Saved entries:
◇ ◇ ◇
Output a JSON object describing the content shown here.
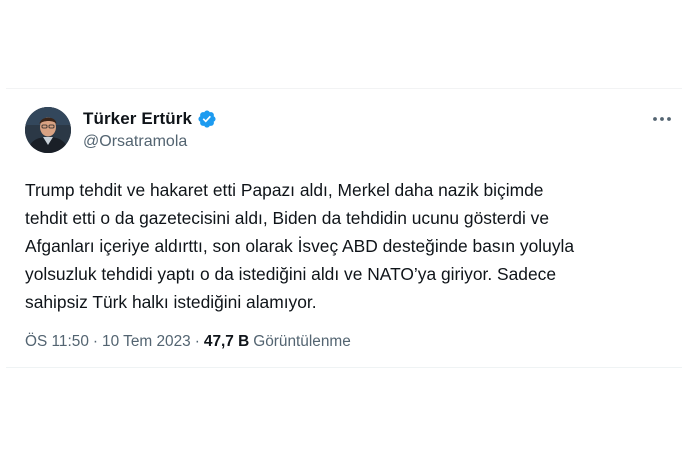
{
  "tweet": {
    "author": {
      "display_name": "Türker Ertürk",
      "handle": "@Orsatramola",
      "verified_color": "#1d9bf0"
    },
    "text_lines": [
      "Trump tehdit ve hakaret etti Papazı aldı, Merkel daha nazik biçimde",
      "tehdit etti o da gazetecisini aldı, Biden da tehdidin ucunu gösterdi ve",
      "Afganları içeriye aldırttı, son olarak İsveç ABD desteğinde basın yoluyla",
      "yolsuzluk tehdidi yaptı o da istediğini aldı ve NATO’ya giriyor. Sadece",
      "sahipsiz Türk halkı istediğini alamıyor."
    ],
    "meta": {
      "time": "ÖS 11:50",
      "separator": "·",
      "date": "10 Tem 2023",
      "views_count": "47,7 B",
      "views_label": "Görüntülenme"
    },
    "icons": {
      "verified": "verified-badge-icon",
      "more": "more-horizontal-icon"
    }
  }
}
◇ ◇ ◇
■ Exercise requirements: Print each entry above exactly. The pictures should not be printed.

■ Finished task:
Output a JSON object describing the content shown here.
{
  "tweet": {
    "author": {
      "display_name": "Türker Ertürk",
      "handle": "@Orsatramola",
      "verified_color": "#1d9bf0"
    },
    "text_lines": [
      "Trump tehdit ve hakaret etti Papazı aldı, Merkel daha nazik biçimde",
      "tehdit etti o da gazetecisini aldı, Biden da tehdidin ucunu gösterdi ve",
      "Afganları içeriye aldırttı, son olarak İsveç ABD desteğinde basın yoluyla",
      "yolsuzluk tehdidi yaptı o da istediğini aldı ve NATO’ya giriyor. Sadece",
      "sahipsiz Türk halkı istediğini alamıyor."
    ],
    "meta": {
      "time": "ÖS 11:50",
      "separator": "·",
      "date": "10 Tem 2023",
      "views_count": "47,7 B",
      "views_label": "Görüntülenme"
    },
    "icons": {
      "verified": "verified-badge-icon",
      "more": "more-horizontal-icon"
    }
  }
}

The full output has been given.